▸ LISTED RECORDS:
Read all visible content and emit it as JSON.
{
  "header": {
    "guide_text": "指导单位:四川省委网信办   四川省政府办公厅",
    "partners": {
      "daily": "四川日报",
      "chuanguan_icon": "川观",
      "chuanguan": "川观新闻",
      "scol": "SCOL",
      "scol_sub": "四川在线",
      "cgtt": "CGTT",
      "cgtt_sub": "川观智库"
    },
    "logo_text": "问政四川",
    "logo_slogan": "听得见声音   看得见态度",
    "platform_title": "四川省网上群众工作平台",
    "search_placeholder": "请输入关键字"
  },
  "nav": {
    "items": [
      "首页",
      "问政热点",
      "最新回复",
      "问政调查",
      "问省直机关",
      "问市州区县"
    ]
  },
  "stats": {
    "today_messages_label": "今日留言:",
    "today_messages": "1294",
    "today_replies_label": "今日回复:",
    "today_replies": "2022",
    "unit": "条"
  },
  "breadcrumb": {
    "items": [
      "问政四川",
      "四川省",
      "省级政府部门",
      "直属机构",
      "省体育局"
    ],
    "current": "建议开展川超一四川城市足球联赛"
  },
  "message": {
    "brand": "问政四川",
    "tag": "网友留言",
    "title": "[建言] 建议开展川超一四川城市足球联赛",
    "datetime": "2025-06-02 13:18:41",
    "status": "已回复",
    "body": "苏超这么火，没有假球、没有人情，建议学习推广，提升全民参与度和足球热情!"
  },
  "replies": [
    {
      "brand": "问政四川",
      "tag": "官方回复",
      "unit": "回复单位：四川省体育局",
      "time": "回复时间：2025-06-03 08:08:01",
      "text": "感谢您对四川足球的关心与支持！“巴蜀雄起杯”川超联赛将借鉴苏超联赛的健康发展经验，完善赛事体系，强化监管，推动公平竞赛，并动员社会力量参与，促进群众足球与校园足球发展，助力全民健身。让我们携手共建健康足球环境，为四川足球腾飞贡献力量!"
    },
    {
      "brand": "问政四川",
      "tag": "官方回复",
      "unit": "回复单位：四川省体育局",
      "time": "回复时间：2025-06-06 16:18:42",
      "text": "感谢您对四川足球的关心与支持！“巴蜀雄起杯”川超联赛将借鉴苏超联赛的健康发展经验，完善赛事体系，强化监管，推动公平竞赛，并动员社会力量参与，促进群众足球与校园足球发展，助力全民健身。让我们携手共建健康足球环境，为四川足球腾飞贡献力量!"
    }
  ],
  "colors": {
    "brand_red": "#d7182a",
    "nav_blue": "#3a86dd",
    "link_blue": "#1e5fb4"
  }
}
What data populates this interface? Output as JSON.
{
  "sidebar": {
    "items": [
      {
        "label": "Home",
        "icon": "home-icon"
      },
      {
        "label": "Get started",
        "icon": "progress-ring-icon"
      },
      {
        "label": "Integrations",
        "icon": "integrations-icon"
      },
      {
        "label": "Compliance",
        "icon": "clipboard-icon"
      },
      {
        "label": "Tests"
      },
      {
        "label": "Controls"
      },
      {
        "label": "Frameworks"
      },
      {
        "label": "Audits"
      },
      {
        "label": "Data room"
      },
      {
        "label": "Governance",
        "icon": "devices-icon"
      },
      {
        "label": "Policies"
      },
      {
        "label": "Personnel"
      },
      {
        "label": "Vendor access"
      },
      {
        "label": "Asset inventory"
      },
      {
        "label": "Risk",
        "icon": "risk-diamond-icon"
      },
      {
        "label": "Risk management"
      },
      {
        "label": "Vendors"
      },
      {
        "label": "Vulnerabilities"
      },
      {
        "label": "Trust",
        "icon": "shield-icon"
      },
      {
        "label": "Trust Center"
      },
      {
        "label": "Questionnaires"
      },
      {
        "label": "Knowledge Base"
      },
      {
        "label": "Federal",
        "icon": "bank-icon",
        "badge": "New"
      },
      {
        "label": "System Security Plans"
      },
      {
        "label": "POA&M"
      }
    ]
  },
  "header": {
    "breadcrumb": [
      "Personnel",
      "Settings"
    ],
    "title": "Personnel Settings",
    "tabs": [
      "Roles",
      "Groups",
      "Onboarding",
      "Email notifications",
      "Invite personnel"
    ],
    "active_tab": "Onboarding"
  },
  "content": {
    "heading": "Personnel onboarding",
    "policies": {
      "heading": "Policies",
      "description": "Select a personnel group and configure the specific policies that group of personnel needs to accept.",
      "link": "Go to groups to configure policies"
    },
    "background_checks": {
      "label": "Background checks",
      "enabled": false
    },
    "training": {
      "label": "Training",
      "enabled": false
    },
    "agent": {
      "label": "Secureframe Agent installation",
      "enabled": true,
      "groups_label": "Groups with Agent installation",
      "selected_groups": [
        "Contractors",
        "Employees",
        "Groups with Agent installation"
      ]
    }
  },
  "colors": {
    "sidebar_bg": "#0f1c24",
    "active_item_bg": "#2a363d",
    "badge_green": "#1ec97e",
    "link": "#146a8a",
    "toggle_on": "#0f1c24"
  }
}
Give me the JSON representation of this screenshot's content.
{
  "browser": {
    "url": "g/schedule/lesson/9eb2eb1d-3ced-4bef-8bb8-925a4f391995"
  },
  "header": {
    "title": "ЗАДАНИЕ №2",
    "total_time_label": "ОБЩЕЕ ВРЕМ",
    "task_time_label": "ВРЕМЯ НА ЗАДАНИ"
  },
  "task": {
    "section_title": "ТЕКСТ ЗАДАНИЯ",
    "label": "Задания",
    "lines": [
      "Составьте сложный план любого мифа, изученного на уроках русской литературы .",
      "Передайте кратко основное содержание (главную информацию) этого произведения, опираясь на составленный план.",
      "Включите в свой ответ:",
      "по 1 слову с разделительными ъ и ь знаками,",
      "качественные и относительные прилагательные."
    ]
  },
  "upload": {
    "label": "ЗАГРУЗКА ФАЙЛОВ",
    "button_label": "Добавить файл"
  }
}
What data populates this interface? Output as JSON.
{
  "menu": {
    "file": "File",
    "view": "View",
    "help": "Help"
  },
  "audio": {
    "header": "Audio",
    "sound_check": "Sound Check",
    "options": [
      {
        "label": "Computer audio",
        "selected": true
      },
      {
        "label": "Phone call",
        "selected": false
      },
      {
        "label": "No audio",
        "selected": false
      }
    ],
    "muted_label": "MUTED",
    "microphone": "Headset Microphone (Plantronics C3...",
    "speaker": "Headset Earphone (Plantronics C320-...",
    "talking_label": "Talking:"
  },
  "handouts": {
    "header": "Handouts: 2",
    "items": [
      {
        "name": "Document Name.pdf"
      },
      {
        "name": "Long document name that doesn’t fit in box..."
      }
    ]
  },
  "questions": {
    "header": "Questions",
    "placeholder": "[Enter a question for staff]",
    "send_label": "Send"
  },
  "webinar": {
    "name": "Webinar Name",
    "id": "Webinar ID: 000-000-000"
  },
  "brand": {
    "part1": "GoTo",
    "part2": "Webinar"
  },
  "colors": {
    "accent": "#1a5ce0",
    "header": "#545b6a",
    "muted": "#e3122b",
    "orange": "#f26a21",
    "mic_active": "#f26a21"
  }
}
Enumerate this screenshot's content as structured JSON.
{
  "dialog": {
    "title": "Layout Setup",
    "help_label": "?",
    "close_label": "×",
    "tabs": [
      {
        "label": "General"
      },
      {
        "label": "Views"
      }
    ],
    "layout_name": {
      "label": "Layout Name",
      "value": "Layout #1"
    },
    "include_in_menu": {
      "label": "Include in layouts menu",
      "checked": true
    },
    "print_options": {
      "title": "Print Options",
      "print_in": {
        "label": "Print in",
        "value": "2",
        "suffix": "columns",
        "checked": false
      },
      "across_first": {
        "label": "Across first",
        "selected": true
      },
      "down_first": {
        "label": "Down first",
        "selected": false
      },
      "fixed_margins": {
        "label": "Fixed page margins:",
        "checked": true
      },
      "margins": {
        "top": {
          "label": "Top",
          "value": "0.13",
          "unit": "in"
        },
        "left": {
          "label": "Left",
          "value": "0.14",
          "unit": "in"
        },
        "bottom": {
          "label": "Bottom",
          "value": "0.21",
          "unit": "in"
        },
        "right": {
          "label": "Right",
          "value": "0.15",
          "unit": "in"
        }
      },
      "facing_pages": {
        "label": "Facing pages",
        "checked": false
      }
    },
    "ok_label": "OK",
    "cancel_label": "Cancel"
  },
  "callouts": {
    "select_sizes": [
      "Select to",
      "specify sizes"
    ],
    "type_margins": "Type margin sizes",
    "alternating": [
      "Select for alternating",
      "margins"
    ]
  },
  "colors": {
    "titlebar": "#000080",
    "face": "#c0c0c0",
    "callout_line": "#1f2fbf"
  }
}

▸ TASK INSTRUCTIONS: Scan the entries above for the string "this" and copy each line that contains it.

▸ ANSWER TO THE PROBLEM:
What data populates this interface? Output as JSON.
Give me the JSON representation of this screenshot's content.
What data populates this interface? Output as JSON.
Enumerate this screenshot's content as structured JSON.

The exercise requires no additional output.